the number of persons occupying the property at any given time. I accept
that the income from this property is adequate to service the loan obtained
to purchase it.
There is no evidence connecting the purchase of tbis property with the
restaurant property or other matrimonial property, and while I have no doubt
that it was the solid financial foundation enjoyed by the respondent as a
result of the joint venture restaurant located on the petitioner’s land and
built Lip by the joint effort of the petitioner and the respondent that enabled
the respondent to access financing to purchase this valuable and highly
profitable property, the petitioner cannot be regarded as having any
proprietary interest or entitlement to share in this property.
The petitioner has lived in Grenada for the past ten years, and is employed
there. In the same period the respondent has lived in Bequia on the Port
Elizabeth property, where he continues to operate the restaurant. He has in
his possession certain personal property of the petitioner, of perhaps limited
commercial value but of considerable sentimental value to the petitioner,

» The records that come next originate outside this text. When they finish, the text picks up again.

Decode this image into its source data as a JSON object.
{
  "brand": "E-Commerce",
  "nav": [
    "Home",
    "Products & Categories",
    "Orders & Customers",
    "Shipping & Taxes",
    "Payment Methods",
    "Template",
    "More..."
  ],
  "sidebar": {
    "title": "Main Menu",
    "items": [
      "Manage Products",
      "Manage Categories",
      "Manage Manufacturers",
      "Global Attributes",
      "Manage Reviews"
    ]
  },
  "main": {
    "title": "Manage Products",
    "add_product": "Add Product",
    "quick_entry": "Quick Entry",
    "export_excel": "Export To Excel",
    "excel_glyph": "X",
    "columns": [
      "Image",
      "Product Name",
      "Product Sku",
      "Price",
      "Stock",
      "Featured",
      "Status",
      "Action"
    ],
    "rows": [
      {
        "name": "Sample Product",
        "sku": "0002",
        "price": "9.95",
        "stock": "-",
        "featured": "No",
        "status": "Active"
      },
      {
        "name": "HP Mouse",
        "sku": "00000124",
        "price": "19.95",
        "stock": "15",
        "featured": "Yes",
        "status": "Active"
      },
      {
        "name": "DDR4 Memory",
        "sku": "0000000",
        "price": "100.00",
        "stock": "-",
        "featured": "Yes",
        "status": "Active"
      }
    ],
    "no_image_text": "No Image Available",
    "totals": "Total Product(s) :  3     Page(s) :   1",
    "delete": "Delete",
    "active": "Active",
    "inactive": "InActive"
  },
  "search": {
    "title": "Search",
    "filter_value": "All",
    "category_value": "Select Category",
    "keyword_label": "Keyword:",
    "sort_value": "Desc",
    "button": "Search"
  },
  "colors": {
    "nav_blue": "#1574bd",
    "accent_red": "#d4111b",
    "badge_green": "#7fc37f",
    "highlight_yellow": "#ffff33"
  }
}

which property he must return or compensate her for.
 I have carefully considered the written and oral submissions of learned Counsel on both sides, and the authorities on which reliance has been placed.
 Notwithstanding my finding that the respondent is liable to account to the petitioner in respect of the restaurant business, I consider that the circumstances of this case are such that a clean break is desirable, and I refrain from making an order for accounts. Instead, I endeavour by means of the property adjustment order, to take account of all entitlements and to sever connections between the parties once for all. In this regard I have also taken into account the fact that in the past ten years the petitioner has made no direct contribution to the development of the restaurant business, although the real property on which it is located is hers solely, and her equity in the business otherwise is considerable.
 It is ordered that the property at Belmont, Bequia, which was given as a gift to the petitioner and the respondent by the petitioner’s mother, be transferred to and vested exclusively in the name of the petitioner, for her sole use and benefit.
 It is further ordered that the La Petit Jardin Restaurant property, including land, building and equipment be separately valued by an independent valuer appointed by agreement between the parties, and failing agreement within seven days, by the court, and that the respondent pay to the petitioner the value of the land and one half the value of the building and equipment, and that upon payment to the petitioner of the said sums found to be due, the legal estate in the land at Port Elizabeth is to be conveyed to the respondent absolutely.
 Until payment, the respondent must pay to the petitioner for the use and occupation of the premises and the said equipment a sum which is equal to ten per centum (10%) of the amount ordered to be paid or of the balance of
such amount, calculated on an annual basis, and apportioned in respect of
any part of ayear, from the date of judgment until payment is made.
 Should the respondent fail to make payment of the amount due in respect of the Port Elizabeth property and the equipment associated therewith within six months of judgment, the petitioner shall be entitled, upon paying to the respondent one half the value of the buildings and equipment, and repaying any amounts paid in respect thereof under this order, save and except any amounts paid or due in respect of use and occupation, to take possession of the said property for her sole use and benefit.
 It is further ordered that the respondent forthwith deliver to the petitioner the items of her personal property presently at the Port Elizabeth property, with liberty being granted to the petitioner to apply, upon proof that specific items were not delivered, having been left in the said premises, for an order for compensation in respect thereof.
 It is declared that the property at La Pompe shall remain the property of the respondent exclusively.
 The respondent is ordered to pay the costs of these proceedings, including the costs incurred in the valuation of the properties.
Brian G.K. Alleyne
High Court Judge
SAINT VINCENT AND THE GRENADINES